I have been taught it is a reporter’s job is to be the eyes and ears of the public. It is important reporters address concerns and educate the public on issues like politics, culture and yes, even food when the agriculture industry doesn’t want to answer questions.

Here is a follow up with the ABC Network who talks about the Ag industries’ semi lack of response to this issue.

Pink slime has its own hashtag on Twitter and there is a Facebook page called, “Stop Pink Slime.” This is a HUGE issue in terms of agriculture.


Sure, there is conversation going on in #Agchat and #PinkSlime that is trying to combat this news, but why didn’t the USDA do some responding last week when the issue arose (aside from the fact that it was National Ag Week)?

What do you think: is it fair agriculture doesn’t have a response for this?

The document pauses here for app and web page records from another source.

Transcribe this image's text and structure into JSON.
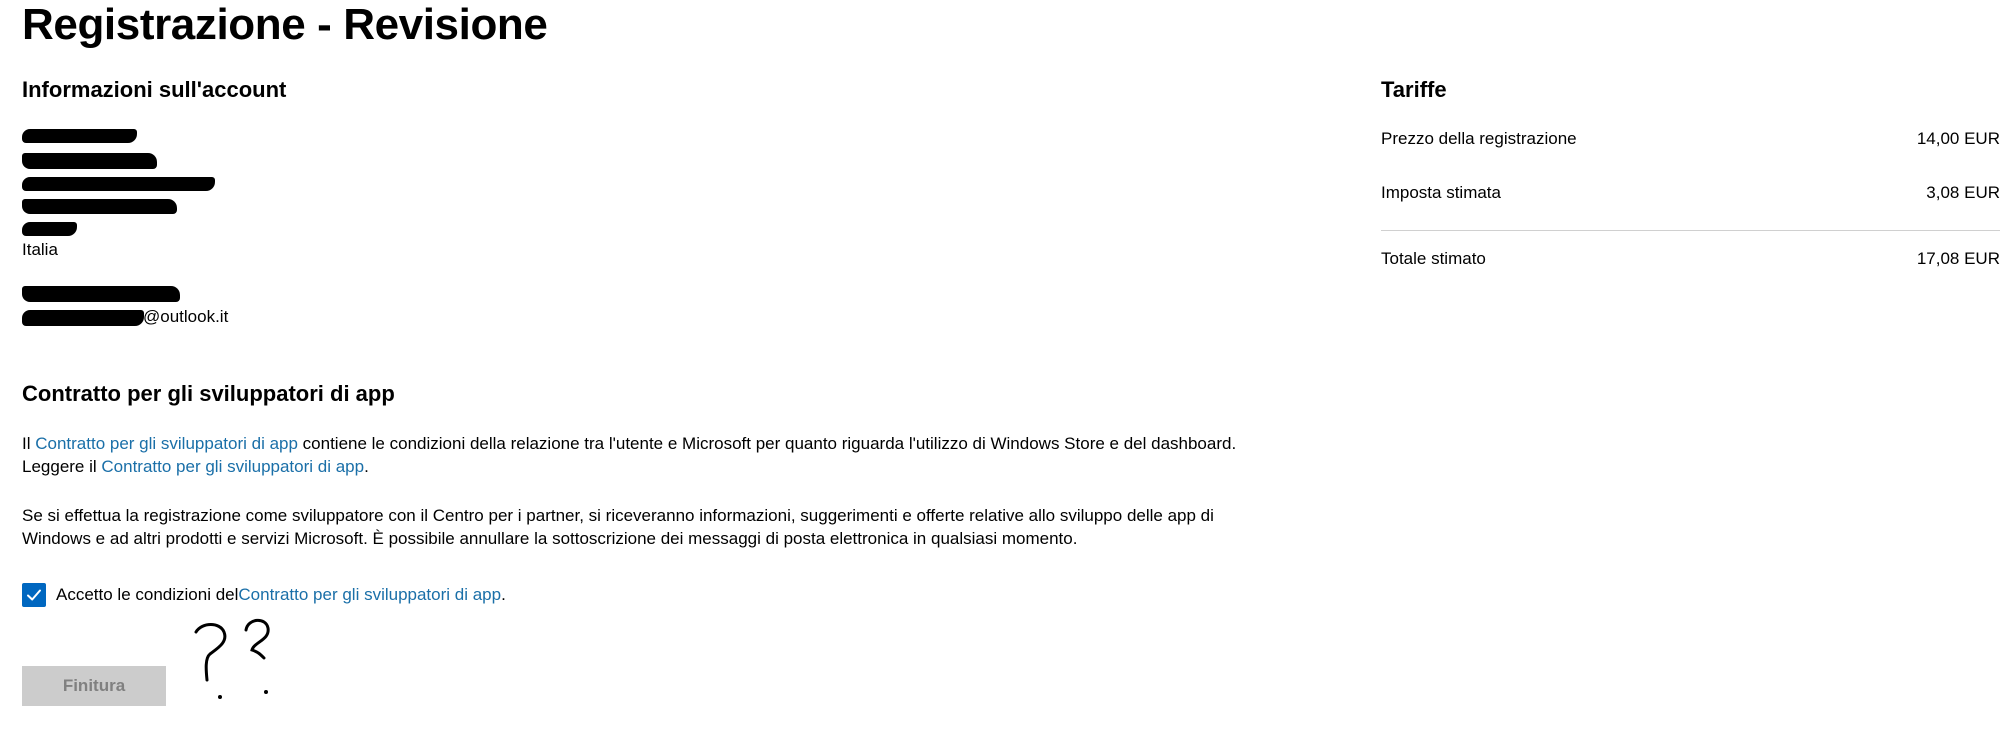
{
  "page": {
    "title": "Registrazione - Revisione"
  },
  "account": {
    "heading": "Informazioni sull'account",
    "country": "Italia",
    "email_suffix": "@outlook.it"
  },
  "agreement": {
    "heading": "Contratto per gli sviluppatori di app",
    "p1_prefix": "Il ",
    "p1_link": "Contratto per gli sviluppatori di app",
    "p1_suffix": " contiene le condizioni della relazione tra l'utente e Microsoft per quanto riguarda l'utilizzo di Windows Store e del dashboard.",
    "p1_line2_prefix": "Leggere il ",
    "p1_line2_link": "Contratto per gli sviluppatori di app",
    "p1_line2_suffix": ".",
    "p2_line1": "Se si effettua la registrazione come sviluppatore con il Centro per i partner, si riceveranno informazioni, suggerimenti e offerte relative allo sviluppo delle app di",
    "p2_line2": "Windows e ad altri prodotti e servizi Microsoft. È possibile annullare la sottoscrizione dei messaggi di posta elettronica in qualsiasi momento.",
    "checkbox_checked": true,
    "checkbox_prefix": "Accetto le condizioni del ",
    "checkbox_link": "Contratto per gli sviluppatori di app",
    "checkbox_suffix": "."
  },
  "finish_button": {
    "label": "Finitura",
    "disabled": true
  },
  "fees": {
    "heading": "Tariffe",
    "rows": [
      {
        "label": "Prezzo della registrazione",
        "value": "14,00 EUR"
      },
      {
        "label": "Imposta stimata",
        "value": "3,08 EUR"
      }
    ],
    "total": {
      "label": "Totale stimato",
      "value": "17,08 EUR"
    }
  },
  "annotation": {
    "text": "??"
  },
  "colors": {
    "link": "#1a6fa8",
    "checkbox": "#0067c0",
    "button_disabled_bg": "#cccccc",
    "button_disabled_text": "#808080",
    "divider": "#d0d0d0"
  },
  "icons": {
    "checkbox": "checkmark-icon"
  }
}
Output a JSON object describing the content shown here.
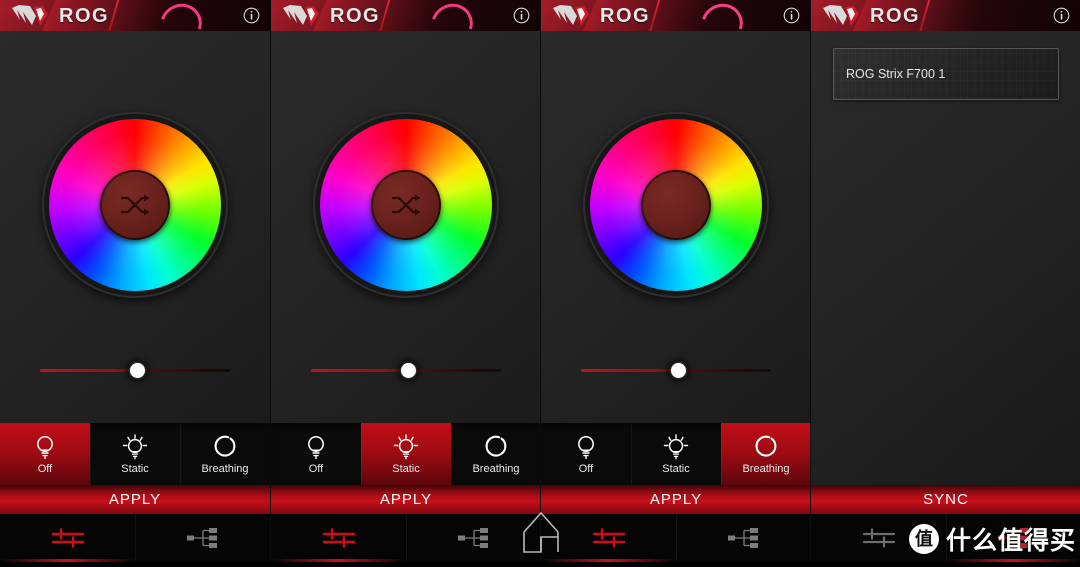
{
  "app": {
    "brand": "ROG",
    "logo_icon": "rog-eye-logo",
    "info_icon": "info-circle-icon",
    "accent_red": "#c8101a",
    "header_red": "#7d1520",
    "arc_pink": "#ff3d87",
    "hub_red": "#6b221d",
    "background": "#242424"
  },
  "modes": [
    {
      "label": "Off",
      "icon": "bulb-off-icon"
    },
    {
      "label": "Static",
      "icon": "bulb-static-icon"
    },
    {
      "label": "Breathing",
      "icon": "breathing-ring-icon"
    }
  ],
  "nav": [
    {
      "icon": "sliders-icon",
      "active": true
    },
    {
      "icon": "device-hub-icon",
      "active": false
    }
  ],
  "panels": [
    {
      "id": "panel-off",
      "active_mode": "Off",
      "active_mode_index": 0,
      "has_shuffle_hub": true,
      "shuffle_icon": "shuffle-icon",
      "slider_percent": 50,
      "primary_button": "APPLY",
      "arc_variant": "partial"
    },
    {
      "id": "panel-static",
      "active_mode": "Static",
      "active_mode_index": 1,
      "has_shuffle_hub": true,
      "shuffle_icon": "shuffle-icon",
      "slider_percent": 50,
      "primary_button": "APPLY",
      "arc_variant": "partial"
    },
    {
      "id": "panel-breathing",
      "active_mode": "Breathing",
      "active_mode_index": 2,
      "has_shuffle_hub": false,
      "shuffle_icon": "",
      "slider_percent": 50,
      "primary_button": "APPLY",
      "arc_variant": "full"
    },
    {
      "id": "panel-devices",
      "active_mode": "",
      "active_mode_index": -1,
      "has_shuffle_hub": false,
      "shuffle_icon": "",
      "slider_percent": 0,
      "primary_button": "SYNC",
      "arc_variant": "none",
      "devices": [
        {
          "name": "ROG Strix F700 1"
        }
      ]
    }
  ],
  "home_button": {
    "icon": "home-outline-icon"
  },
  "watermark": {
    "badge": "值",
    "text": "什么值得买"
  }
}
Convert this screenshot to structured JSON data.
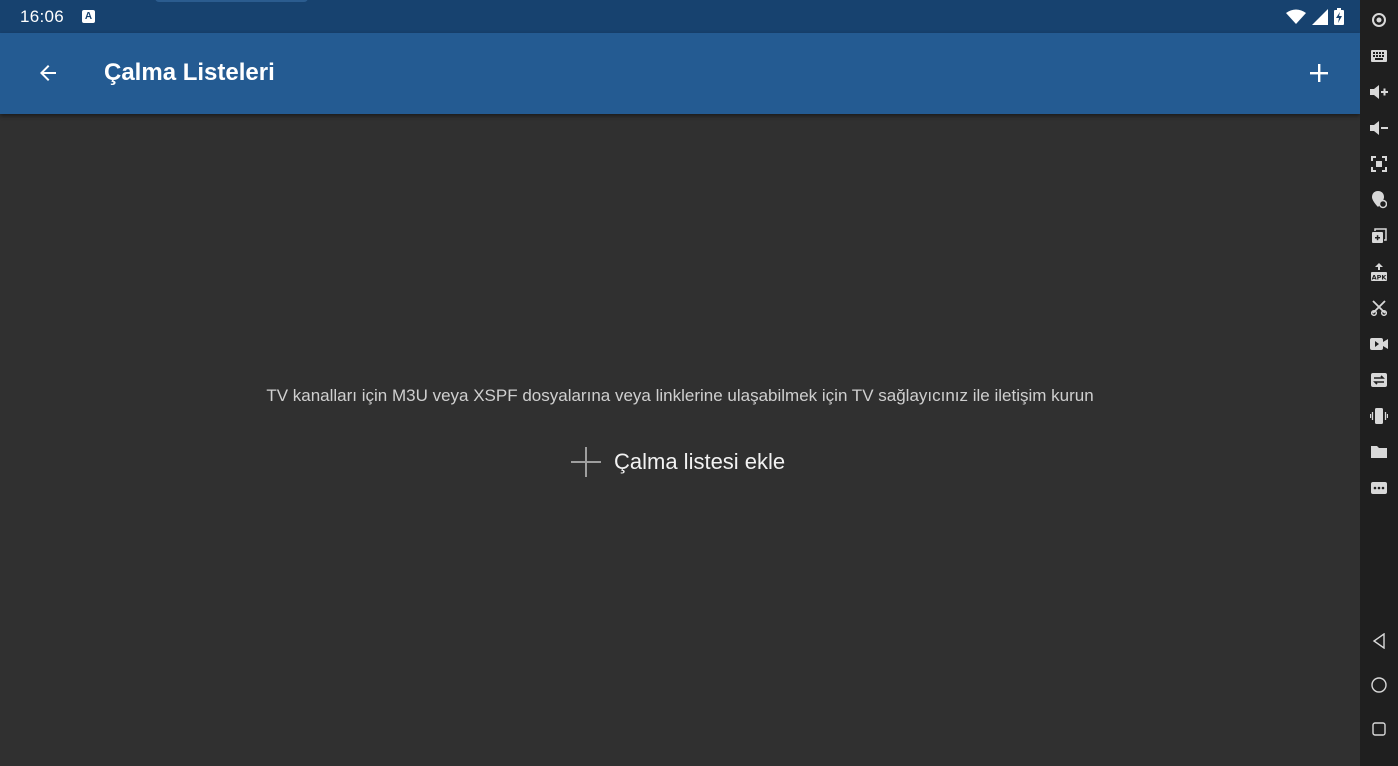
{
  "status_bar": {
    "time": "16:06",
    "notification_glyph": "A",
    "icons": [
      "wifi-icon",
      "signal-icon",
      "battery-charging-icon"
    ]
  },
  "app_bar": {
    "title": "Çalma Listeleri",
    "back_icon": "arrow-back-icon",
    "add_icon": "plus-icon"
  },
  "empty_state": {
    "message": "TV kanalları için M3U veya XSPF dosyalarına veya linklerine ulaşabilmek için TV sağlayıcınız ile iletişim kurun",
    "add_label": "Çalma listesi ekle",
    "add_icon": "plus-icon"
  },
  "emulator_toolbar": {
    "tools": [
      "power-icon",
      "keyboard-icon",
      "volume-up-icon",
      "volume-down-icon",
      "screenshot-icon",
      "location-icon",
      "rotate-icon",
      "apk-install-icon",
      "cut-icon",
      "screen-record-icon",
      "data-toggle-icon",
      "shake-icon",
      "folder-icon",
      "more-icon"
    ],
    "nav": [
      "back-triangle-icon",
      "home-circle-icon",
      "recents-square-icon"
    ]
  },
  "colors": {
    "status_bar": "#17426f",
    "app_bar": "#245b92",
    "background": "#303030",
    "toolbar": "#1f1f1f"
  }
}
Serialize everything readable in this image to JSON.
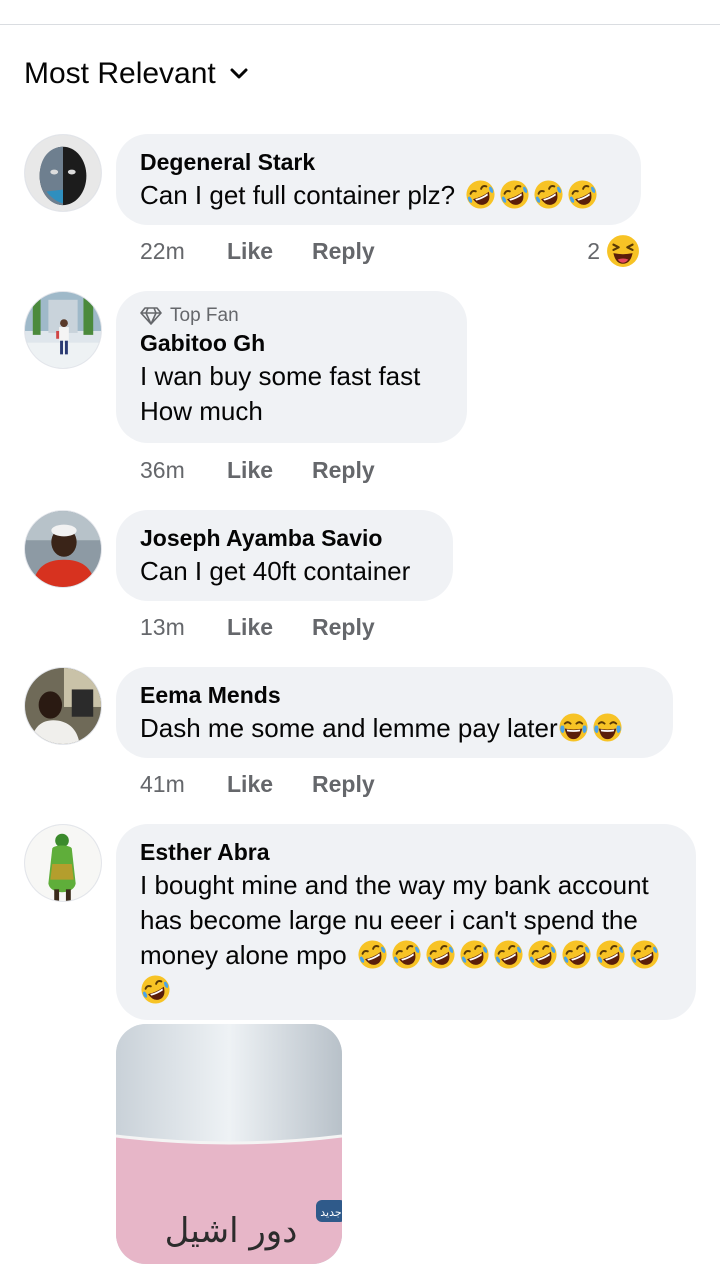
{
  "sort": {
    "label": "Most Relevant",
    "icon": "chevron-down-icon"
  },
  "comments": [
    {
      "name": "Degeneral Stark",
      "text": "Can I get full container plz?",
      "emojis": [
        "rofl",
        "rofl",
        "rofl",
        "rofl"
      ],
      "time": "22m",
      "like": "Like",
      "reply": "Reply",
      "reaction_count": "2",
      "reaction_icon": "laughing-squint-emoji"
    },
    {
      "badge": "Top Fan",
      "badge_icon": "diamond-icon",
      "name": "Gabitoo Gh",
      "text_lines": [
        "I wan buy some fast fast",
        "How much"
      ],
      "time": "36m",
      "like": "Like",
      "reply": "Reply"
    },
    {
      "name": "Joseph Ayamba Savio",
      "text": "Can I get 40ft container",
      "time": "13m",
      "like": "Like",
      "reply": "Reply"
    },
    {
      "name": "Eema Mends",
      "text": "Dash me some and lemme pay later",
      "emojis": [
        "joy",
        "joy"
      ],
      "time": "41m",
      "like": "Like",
      "reply": "Reply"
    },
    {
      "name": "Esther Abra",
      "text_lines": [
        "I bought mine and the way my bank account",
        "has become large nu eeer i can't spend the",
        "money alone mpo"
      ],
      "emojis": [
        "rofl",
        "rofl",
        "rofl",
        "rofl",
        "rofl",
        "rofl",
        "rofl",
        "rofl",
        "rofl",
        "rofl"
      ],
      "attachment_text": "دور اشيل",
      "attachment_badge": "جديد"
    }
  ]
}
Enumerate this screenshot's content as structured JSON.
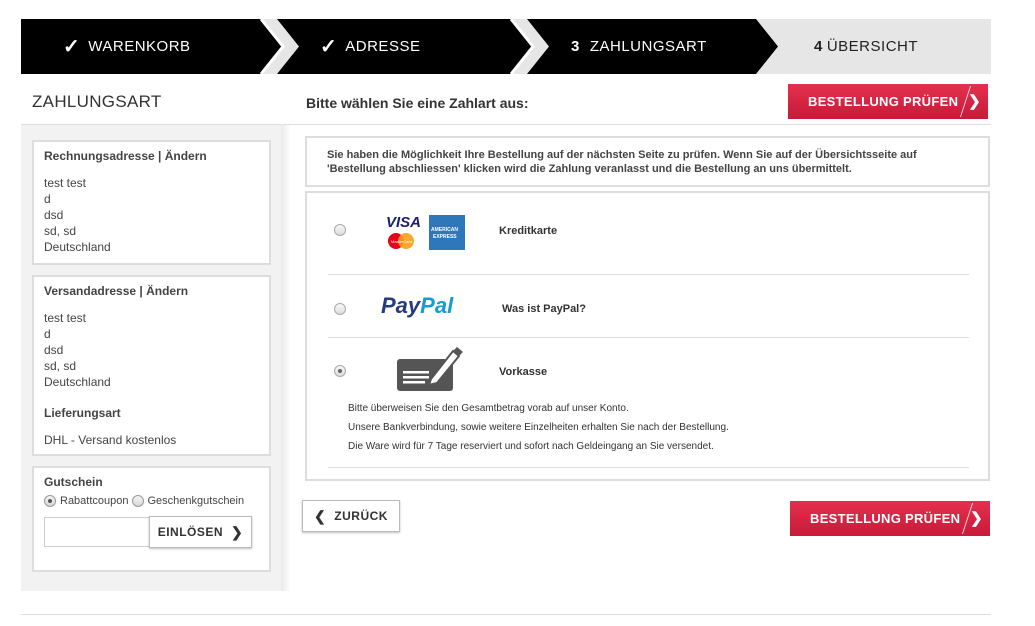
{
  "steps": [
    {
      "mark": "✓",
      "label": "WARENKORB"
    },
    {
      "mark": "✓",
      "label": "ADRESSE"
    },
    {
      "mark": "3",
      "label": "ZAHLUNGSART"
    },
    {
      "mark": "4",
      "label": "ÜBERSICHT"
    }
  ],
  "sidebar": {
    "title": "ZAHLUNGSART",
    "billing": {
      "heading": "Rechnungsadresse | Ändern",
      "lines": [
        "test test",
        "d",
        "dsd",
        "sd, sd",
        "Deutschland"
      ]
    },
    "shipping": {
      "heading": "Versandadresse | Ändern",
      "lines": [
        "test test",
        "d",
        "dsd",
        "sd, sd",
        "Deutschland"
      ],
      "delivery_heading": "Lieferungsart",
      "delivery_value": "DHL - Versand kostenlos"
    },
    "coupon": {
      "heading": "Gutschein",
      "option_discount": "Rabattcoupon",
      "option_gift": "Geschenkgutschein",
      "selected": "Rabattcoupon",
      "input_value": "",
      "redeem_label": "EINLÖSEN"
    }
  },
  "main": {
    "title": "Bitte wählen Sie eine Zahlart aus:",
    "check_order_label": "BESTELLUNG PRÜFEN",
    "info_text_1": "Sie haben die Möglichkeit Ihre Bestellung auf der nächsten Seite zu prüfen. Wenn Sie auf der Übersichtsseite auf",
    "info_text_2": "'Bestellung abschliessen' klicken wird die Zahlung veranlasst und die Bestellung an uns übermittelt.",
    "payment_methods": [
      {
        "label": "Kreditkarte",
        "icon": "credit-card-logos",
        "selected": false
      },
      {
        "label": "Was ist PayPal?",
        "icon": "paypal-logo",
        "selected": false
      },
      {
        "label": "Vorkasse",
        "icon": "prepayment-icon",
        "selected": true
      }
    ],
    "vorkasse_text": [
      "Bitte überweisen Sie den Gesamtbetrag vorab auf unser Konto.",
      "Unsere Bankverbindung, sowie weitere Einzelheiten erhalten Sie nach der Bestellung.",
      "Die Ware wird für 7 Tage reserviert und sofort nach Geldeingang an Sie versendet."
    ],
    "logo_text": {
      "visa": "VISA",
      "mastercard": "MasterCard",
      "amex": "AMERICAN EXPRESS",
      "paypal_1": "Pay",
      "paypal_2": "Pal"
    },
    "back_label": "ZURÜCK"
  },
  "colors": {
    "accent": "#d42541",
    "step_dark": "#000000",
    "step_light": "#e6e6e6"
  }
}
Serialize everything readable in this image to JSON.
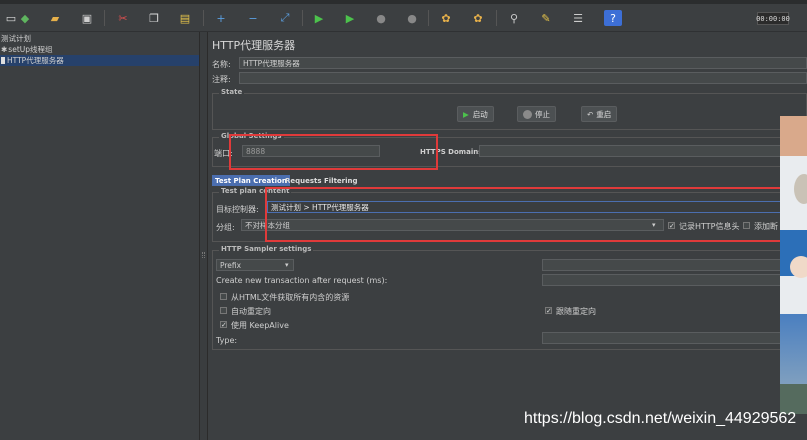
{
  "toolbar": {
    "timer": "00:00:00",
    "icons": [
      "new-icon",
      "templates-icon",
      "open-icon",
      "save-icon",
      "cut-icon",
      "copy-icon",
      "paste-icon",
      "expand-icon",
      "collapse-icon",
      "toggle-icon",
      "start-icon",
      "start-no-pause-icon",
      "stop-icon",
      "shutdown-icon",
      "clear-icon",
      "clear-all-icon",
      "search-icon",
      "reset-search-icon",
      "function-helper-icon",
      "help-icon"
    ]
  },
  "tree": {
    "items": [
      {
        "label": "测试计划"
      },
      {
        "label": "setUp线程组"
      },
      {
        "label": "HTTP代理服务器"
      }
    ]
  },
  "panel": {
    "title": "HTTP代理服务器",
    "name_label": "名称:",
    "name_value": "HTTP代理服务器",
    "comment_label": "注释:",
    "comment_value": "",
    "state": {
      "title": "State",
      "start": "启动",
      "stop": "停止",
      "restart": "重启"
    },
    "global": {
      "title": "Global Settings",
      "port_label": "端口:",
      "port_value": "8888",
      "https_label": "HTTPS Domains:",
      "https_value": ""
    },
    "tabs": [
      "Test Plan Creation",
      "Requests Filtering"
    ],
    "test_plan": {
      "title": "Test plan content",
      "target_label": "目标控制器:",
      "target_value": "测试计划 > HTTP代理服务器",
      "group_label": "分组:",
      "group_value": "不对样本分组",
      "record_headers": "记录HTTP信息头",
      "add_assertions": "添加断"
    },
    "sampler": {
      "title": "HTTP Sampler settings",
      "prefix_value": "Prefix",
      "create_tx_label": "Create new transaction after request (ms):",
      "retrieve_embedded": "从HTML文件获取所有内含的资源",
      "auto_redirect": "自动重定向",
      "follow_redirect": "跟随重定向",
      "keepalive": "使用 KeepAlive",
      "type_label": "Type:"
    }
  },
  "watermark": "https://blog.csdn.net/weixin_44929562",
  "colors": {
    "background": "#3c3f41",
    "selection": "#26416b",
    "annotation_red": "#e03a3a"
  }
}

Do you think it’s the grocery buyer’s fault for not knowing what is in their food? Should people be concerned about this?

Agvocate: Part 2

Thanks to a recent comment, I have had an opportunity to explore more about the origin of this week’s word: Agvocate.

Created by Ohio farmer, Mike Haley and two colleagues, the word is defined as this:

“…A combination of agriculture and advocacy.  The inherent active nature of the word has led many farmers and others in ag to make it a favorite for many in the #AgChat community and spread it to other channels and personal conversations. Agvocacy is not about targeting any selected group, such as media or elected officials – it’s representative of ag proactively telling our story.”

Mike has a blog post in which he wrote about being an agvocate or an agtivist. He talks about the differences between the two.

“When agvocating, it’s important to be proactive and listen to others concerns. It involves connecting with those outside of agriculture that are curious about today’s farmers and ranchers.”

“Agtivism…has a more narrow goal to educate everyone about agriculture. It may not include interacting with consumers every day, but is geared toward setting the record straight quickly when they see misrepresentations about agriculture.”

If you follow #Agchat or any farmers on Twitter/Facebook can you tell the difference?

Read Mike’s blog to learn more.